- Exercise aim
Your output should be every line below, copied exactly.

..........

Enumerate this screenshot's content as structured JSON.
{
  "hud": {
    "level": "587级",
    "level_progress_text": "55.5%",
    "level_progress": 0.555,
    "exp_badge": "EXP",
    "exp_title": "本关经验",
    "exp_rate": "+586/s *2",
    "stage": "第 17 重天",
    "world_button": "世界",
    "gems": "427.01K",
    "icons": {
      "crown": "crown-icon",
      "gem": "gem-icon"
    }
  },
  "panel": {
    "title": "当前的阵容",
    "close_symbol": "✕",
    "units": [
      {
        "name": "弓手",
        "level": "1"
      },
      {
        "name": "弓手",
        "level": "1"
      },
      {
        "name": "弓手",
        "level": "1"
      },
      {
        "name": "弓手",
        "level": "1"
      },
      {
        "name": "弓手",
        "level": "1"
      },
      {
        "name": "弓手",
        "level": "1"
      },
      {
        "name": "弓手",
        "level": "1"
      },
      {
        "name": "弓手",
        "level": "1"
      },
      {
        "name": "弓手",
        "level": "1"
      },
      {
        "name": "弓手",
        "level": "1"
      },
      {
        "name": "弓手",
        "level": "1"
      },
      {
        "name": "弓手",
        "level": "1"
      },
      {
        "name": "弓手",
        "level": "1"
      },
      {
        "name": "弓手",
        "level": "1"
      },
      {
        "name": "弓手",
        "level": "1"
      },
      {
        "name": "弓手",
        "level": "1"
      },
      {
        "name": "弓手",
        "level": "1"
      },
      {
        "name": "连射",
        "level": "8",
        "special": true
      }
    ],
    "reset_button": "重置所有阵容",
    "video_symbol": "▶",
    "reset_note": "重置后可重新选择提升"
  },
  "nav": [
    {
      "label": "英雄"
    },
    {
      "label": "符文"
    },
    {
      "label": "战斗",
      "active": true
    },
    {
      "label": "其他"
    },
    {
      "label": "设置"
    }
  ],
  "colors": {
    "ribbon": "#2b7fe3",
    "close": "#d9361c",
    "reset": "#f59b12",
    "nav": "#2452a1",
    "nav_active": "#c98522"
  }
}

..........

- Result
Enumerate this screenshot's content as structured JSON.
{
  "hud": {
    "level": "587级",
    "level_progress_text": "55.5%",
    "level_progress": 0.555,
    "exp_badge": "EXP",
    "exp_title": "本关经验",
    "exp_rate": "+586/s *2",
    "stage": "第 17 重天",
    "world_button": "世界",
    "gems": "427.01K",
    "icons": {
      "crown": "crown-icon",
      "gem": "gem-icon"
    }
  },
  "panel": {
    "title": "当前的阵容",
    "close_symbol": "✕",
    "units": [
      {
        "name": "弓手",
        "level": "1"
      },
      {
        "name": "弓手",
        "level": "1"
      },
      {
        "name": "弓手",
        "level": "1"
      },
      {
        "name": "弓手",
        "level": "1"
      },
      {
        "name": "弓手",
        "level": "1"
      },
      {
        "name": "弓手",
        "level": "1"
      },
      {
        "name": "弓手",
        "level": "1"
      },
      {
        "name": "弓手",
        "level": "1"
      },
      {
        "name": "弓手",
        "level": "1"
      },
      {
        "name": "弓手",
        "level": "1"
      },
      {
        "name": "弓手",
        "level": "1"
      },
      {
        "name": "弓手",
        "level": "1"
      },
      {
        "name": "弓手",
        "level": "1"
      },
      {
        "name": "弓手",
        "level": "1"
      },
      {
        "name": "弓手",
        "level": "1"
      },
      {
        "name": "弓手",
        "level": "1"
      },
      {
        "name": "弓手",
        "level": "1"
      },
      {
        "name": "连射",
        "level": "8",
        "special": true
      }
    ],
    "reset_button": "重置所有阵容",
    "video_symbol": "▶",
    "reset_note": "重置后可重新选择提升"
  },
  "nav": [
    {
      "label": "英雄"
    },
    {
      "label": "符文"
    },
    {
      "label": "战斗",
      "active": true
    },
    {
      "label": "其他"
    },
    {
      "label": "设置"
    }
  ],
  "colors": {
    "ribbon": "#2b7fe3",
    "close": "#d9361c",
    "reset": "#f59b12",
    "nav": "#2452a1",
    "nav_active": "#c98522"
  }
}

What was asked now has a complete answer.